He went back to Monte Carlo shortly after the first big win. He did even better this time, breaking the bank 17 times.
Wells became a celebrity upon returning to Britain. He even toyed with the press that he had a secret roulette strategy.
This notion was just another con. Wells simply got lucky while using an aggressive betting strategy.
The luck would finally run out when he returned to Monte Carlo for a third time. He lost everything and returned to Britain penniless.
As if this wasn’t bad enough, Wells was also arrested for fraud. He spent the rest of his life in and out of prison.
6 – Harry Findlay
A professional sports bettor, Harry Findlay has won millions of pounds through different sports and horse racing. He’s also become a celebrity in the UK due to his outspoken ways.
Findlay started drinking his own Kool-Aid in 2007. He placed a £2.5 million bet on New Zealand beating France in the Rugby World Cup.
Findlay was so sure of a win that he held a big party at the stadium. His huge bet looked like it would pay off when New Zealand led 13-3 at halftime.
Despite the big lead, Findlay hedged with a relatively small bet on France making a comeback. This wager promised to pay £600,000 if the French pulled off the miracle.
They indeed did so and dealt Findlay a massive lost. He at least salvaged £600k thanks to his halftime hedge.
This was just the beginning as Findlay continued to lose more bets over the years. He also poured money into saving Coventry Stadium’s greyhound racing program only to get burned.
Findlay is now worth far less than he used to be. He’s still a successful horse bettor but not to the same extend as previously.
7 – Archie Karas
No story beats Archie Karas’ fall from gambling grace. He managed to pull off the greatest gambling run in history only to lose everything.
Karas’ tale began in Los Angeles where he was down to his last $50. Rather than saving up money to reload, he headed to Las Vegas in 1992.
Once here, he borrowed $10,000 from a friend and won enough to build a decent bankroll. Karas proceeded to win millions of dollars through a combination of pool and poker.
By the time he was worth $17 million, nobody would play Karas in pool or poker. He resorted to playing high-stakes craps at Binion’s Gambling hall.

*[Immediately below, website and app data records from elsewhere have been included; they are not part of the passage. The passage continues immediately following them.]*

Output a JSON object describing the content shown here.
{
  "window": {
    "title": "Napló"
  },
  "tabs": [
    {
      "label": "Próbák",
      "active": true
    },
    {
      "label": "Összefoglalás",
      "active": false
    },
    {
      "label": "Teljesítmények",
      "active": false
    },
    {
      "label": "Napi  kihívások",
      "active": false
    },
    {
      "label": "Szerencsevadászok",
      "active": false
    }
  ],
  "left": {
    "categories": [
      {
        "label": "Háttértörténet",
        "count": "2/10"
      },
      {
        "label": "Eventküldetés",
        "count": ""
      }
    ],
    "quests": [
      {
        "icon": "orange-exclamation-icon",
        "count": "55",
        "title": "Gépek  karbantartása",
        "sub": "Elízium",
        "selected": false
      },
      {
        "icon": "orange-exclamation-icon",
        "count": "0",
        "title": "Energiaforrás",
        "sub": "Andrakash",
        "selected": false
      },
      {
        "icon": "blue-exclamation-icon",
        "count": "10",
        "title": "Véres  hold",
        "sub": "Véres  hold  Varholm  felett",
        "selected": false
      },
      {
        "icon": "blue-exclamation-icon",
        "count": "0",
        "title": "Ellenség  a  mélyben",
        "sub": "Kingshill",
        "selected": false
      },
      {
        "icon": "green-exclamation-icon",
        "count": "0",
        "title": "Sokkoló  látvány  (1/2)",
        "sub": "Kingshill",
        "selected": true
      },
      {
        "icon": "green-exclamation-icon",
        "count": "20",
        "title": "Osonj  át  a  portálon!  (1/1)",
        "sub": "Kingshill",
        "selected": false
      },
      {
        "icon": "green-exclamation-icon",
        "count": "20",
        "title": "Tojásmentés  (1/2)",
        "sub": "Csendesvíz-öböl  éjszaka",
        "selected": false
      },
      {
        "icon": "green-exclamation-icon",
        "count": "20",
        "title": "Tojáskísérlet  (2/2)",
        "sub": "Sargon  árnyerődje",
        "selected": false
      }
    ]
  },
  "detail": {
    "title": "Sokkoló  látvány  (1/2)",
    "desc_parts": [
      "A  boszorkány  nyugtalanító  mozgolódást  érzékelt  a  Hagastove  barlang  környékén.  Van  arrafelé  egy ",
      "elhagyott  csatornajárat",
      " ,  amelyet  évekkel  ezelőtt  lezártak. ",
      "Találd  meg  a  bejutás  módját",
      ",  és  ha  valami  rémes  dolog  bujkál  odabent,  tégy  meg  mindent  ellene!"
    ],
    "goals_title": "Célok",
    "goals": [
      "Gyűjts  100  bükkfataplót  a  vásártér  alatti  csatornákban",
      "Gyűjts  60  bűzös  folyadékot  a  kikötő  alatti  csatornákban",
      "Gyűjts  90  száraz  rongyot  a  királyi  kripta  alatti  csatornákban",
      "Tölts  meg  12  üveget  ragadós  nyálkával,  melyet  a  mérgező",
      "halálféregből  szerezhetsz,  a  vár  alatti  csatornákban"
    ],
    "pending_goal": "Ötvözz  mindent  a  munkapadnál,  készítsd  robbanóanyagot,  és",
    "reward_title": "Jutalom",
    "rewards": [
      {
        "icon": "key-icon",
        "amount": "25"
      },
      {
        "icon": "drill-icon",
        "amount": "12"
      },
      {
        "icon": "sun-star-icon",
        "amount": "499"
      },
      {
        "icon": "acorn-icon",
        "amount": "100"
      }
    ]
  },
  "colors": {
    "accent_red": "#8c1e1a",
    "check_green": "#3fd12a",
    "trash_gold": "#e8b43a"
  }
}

In 1995, Karas switched to baccarat and lost $11 million. He returned to the craps tables only to lose an additional $18 million.
Following a brief visit back to his native country of Greece, Karas began playing baccarat, craps, and poker in Vegas. All three propelled his losses until he was left with nothing.
Karas has since gone on other large runs only to lose the money. He was arrested in 2013 for marking cards at a San Diego casino.
All the gamblers on this list have had to think ‘what if’ when reflecting back on their careers. Each of these players was up big at some point and lost everything.
Ungar is arguably the best all-around gambler ever. But sports betting and cocaine proved to be powerful addictions that he couldn’t overcome.
Erick Lindgren once appeared set for life thanks to his poker winnings and Full Tilt sponsorship. But like Ungar, he couldn’t resist betting big on sports — much to his detriment.
Terrance Watanabe built Oriental Trading into a well-known international company. He cashed out in 2000 only to lose over $200 million of his fortune to Vegas casinos.
Ryazan was one of the earliest success stories in DFS. However, his good fortune took a downturn when mounting credit card debt and bad bankroll management caused him to go broke.
Charles Wells was a nineteenth century conman who got extremely lucky playing roulette. He pushed his luck too many times and lost everything.
Harry Findlay won millions of pounds through sports gambling. But big bets and a failed bid to help UK greyhound racing cost him his fortune.
Finally, Archie Karas won $40 million after starting with just $50. He couldn’t quit at the top, though, and ended up losing the entire amount.
You may never win as big as any of these gamblers. But if you do, heed their stories so that you can quit with some of your profits.